__Exercise details__. Filter the entries for the word "avatar". Copy each line that has it.

__Exercise materials__.
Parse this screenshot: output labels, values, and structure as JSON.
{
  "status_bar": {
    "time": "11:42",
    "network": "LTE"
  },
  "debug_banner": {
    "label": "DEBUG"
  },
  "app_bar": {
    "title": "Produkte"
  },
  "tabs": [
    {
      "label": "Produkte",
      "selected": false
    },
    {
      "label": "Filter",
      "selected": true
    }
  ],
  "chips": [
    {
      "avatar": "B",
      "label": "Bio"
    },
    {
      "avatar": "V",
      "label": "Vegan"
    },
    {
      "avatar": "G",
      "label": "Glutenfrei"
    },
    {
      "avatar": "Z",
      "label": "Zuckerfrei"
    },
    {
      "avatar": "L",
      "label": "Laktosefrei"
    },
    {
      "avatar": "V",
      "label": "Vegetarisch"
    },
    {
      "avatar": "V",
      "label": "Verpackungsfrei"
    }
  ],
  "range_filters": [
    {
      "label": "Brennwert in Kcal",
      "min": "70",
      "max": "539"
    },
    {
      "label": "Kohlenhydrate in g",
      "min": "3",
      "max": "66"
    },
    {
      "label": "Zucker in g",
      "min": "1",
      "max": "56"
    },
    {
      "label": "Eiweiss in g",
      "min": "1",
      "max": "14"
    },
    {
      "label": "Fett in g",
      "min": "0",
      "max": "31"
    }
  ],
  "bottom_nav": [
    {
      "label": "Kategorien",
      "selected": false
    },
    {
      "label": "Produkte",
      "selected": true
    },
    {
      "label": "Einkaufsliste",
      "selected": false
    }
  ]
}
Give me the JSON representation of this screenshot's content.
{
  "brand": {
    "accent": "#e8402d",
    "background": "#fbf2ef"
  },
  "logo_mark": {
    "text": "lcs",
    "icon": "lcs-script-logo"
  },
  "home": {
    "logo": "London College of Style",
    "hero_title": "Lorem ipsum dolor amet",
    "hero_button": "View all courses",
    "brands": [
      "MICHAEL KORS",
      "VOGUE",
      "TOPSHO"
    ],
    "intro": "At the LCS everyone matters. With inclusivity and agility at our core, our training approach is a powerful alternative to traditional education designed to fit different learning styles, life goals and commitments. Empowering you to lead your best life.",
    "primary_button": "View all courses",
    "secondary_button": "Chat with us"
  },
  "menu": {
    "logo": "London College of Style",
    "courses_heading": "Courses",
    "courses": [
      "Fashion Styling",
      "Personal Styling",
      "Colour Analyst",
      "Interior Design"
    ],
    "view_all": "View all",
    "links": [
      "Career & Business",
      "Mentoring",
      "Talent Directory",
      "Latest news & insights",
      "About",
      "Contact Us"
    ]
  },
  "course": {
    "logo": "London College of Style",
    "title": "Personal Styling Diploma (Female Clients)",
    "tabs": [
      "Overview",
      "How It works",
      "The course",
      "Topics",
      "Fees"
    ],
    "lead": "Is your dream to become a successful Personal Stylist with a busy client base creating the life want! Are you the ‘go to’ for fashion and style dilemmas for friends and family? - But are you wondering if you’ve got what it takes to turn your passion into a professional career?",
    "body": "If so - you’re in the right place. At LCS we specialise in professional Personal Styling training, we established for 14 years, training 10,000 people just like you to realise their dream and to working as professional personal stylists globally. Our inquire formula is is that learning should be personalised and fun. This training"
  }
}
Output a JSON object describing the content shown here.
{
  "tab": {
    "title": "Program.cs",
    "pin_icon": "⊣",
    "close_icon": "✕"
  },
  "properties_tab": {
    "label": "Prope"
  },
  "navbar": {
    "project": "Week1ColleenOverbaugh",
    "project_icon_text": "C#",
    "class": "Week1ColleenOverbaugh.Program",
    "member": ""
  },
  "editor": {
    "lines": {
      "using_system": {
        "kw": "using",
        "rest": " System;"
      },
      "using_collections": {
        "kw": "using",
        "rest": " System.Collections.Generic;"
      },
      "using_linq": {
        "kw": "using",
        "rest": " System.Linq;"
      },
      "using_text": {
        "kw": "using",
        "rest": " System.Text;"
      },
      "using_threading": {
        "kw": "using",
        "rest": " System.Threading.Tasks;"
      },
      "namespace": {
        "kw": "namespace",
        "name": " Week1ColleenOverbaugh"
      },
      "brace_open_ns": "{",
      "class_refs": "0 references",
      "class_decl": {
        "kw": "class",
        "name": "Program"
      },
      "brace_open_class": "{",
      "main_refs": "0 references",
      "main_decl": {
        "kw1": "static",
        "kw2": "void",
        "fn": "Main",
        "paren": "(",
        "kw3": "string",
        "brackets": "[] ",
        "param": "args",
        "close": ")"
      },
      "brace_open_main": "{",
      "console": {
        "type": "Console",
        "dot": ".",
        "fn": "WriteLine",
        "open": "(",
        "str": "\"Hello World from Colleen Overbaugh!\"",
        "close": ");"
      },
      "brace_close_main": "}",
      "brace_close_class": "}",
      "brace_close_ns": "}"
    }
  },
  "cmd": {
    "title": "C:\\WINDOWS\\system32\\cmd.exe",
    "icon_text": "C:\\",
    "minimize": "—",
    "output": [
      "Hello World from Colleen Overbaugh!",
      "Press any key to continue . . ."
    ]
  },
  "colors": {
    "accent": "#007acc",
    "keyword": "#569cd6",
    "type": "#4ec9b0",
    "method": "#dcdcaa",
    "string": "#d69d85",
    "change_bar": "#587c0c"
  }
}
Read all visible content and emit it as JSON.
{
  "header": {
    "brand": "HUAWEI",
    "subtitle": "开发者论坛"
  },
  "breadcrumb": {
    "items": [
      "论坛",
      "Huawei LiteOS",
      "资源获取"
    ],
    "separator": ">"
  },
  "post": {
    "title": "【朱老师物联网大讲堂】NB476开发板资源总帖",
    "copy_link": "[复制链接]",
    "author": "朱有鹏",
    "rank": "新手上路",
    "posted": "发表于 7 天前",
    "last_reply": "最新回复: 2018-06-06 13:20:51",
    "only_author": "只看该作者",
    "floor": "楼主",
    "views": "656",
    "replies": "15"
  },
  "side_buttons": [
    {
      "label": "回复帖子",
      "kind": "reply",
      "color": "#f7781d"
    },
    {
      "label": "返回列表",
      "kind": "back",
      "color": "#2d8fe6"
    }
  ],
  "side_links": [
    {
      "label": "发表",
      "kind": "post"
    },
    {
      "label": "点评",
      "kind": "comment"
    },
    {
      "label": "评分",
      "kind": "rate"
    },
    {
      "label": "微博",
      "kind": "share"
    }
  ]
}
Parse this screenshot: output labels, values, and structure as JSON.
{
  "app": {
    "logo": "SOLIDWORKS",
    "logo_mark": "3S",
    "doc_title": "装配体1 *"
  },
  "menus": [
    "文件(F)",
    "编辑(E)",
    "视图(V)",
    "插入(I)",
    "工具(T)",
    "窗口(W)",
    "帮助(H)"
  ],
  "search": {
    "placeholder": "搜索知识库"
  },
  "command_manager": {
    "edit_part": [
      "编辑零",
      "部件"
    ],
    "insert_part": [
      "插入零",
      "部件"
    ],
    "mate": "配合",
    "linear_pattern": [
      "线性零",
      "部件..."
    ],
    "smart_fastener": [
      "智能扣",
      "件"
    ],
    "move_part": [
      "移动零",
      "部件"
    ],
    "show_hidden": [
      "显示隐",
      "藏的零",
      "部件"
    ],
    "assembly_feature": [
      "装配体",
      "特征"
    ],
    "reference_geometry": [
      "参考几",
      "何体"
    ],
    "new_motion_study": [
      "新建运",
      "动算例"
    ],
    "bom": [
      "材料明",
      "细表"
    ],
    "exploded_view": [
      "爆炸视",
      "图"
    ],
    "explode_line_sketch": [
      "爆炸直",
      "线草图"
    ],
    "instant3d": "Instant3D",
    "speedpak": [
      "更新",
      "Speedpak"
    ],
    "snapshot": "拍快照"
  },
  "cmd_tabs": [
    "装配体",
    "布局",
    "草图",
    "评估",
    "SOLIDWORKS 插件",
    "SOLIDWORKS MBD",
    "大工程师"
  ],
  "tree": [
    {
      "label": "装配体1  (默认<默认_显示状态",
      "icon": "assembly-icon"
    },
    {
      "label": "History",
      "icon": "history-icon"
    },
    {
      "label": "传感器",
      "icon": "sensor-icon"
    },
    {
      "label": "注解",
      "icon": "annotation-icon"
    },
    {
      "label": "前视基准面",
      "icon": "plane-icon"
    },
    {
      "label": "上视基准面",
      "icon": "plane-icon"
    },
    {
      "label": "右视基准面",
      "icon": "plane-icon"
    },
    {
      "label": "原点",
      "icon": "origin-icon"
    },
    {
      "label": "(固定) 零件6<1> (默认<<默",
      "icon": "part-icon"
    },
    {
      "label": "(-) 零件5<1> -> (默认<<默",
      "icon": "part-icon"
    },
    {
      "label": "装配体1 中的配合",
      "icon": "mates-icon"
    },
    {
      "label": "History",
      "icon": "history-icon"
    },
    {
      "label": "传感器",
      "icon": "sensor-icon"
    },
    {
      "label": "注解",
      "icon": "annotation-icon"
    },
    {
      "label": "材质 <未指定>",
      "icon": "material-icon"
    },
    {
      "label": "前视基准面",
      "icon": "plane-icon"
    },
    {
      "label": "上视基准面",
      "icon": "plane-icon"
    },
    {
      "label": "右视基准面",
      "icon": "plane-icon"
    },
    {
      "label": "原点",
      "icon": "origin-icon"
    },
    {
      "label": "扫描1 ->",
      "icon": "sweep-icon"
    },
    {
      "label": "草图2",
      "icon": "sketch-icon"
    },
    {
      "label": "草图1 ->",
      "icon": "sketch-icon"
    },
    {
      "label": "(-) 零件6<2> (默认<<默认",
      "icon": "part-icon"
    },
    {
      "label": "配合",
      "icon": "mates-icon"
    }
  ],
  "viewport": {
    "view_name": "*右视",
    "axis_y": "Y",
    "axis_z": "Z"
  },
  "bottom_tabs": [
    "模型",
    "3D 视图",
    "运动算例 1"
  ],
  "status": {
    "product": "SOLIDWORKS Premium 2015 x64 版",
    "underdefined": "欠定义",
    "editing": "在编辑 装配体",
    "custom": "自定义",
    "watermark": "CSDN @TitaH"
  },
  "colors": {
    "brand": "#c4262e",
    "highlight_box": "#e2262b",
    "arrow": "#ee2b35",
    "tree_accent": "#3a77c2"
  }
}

__Your response__.
      "avatar": "B",
      "avatar": "V",
      "avatar": "G",
      "avatar": "Z",
      "avatar": "L",
      "avatar": "V",
      "avatar": "V",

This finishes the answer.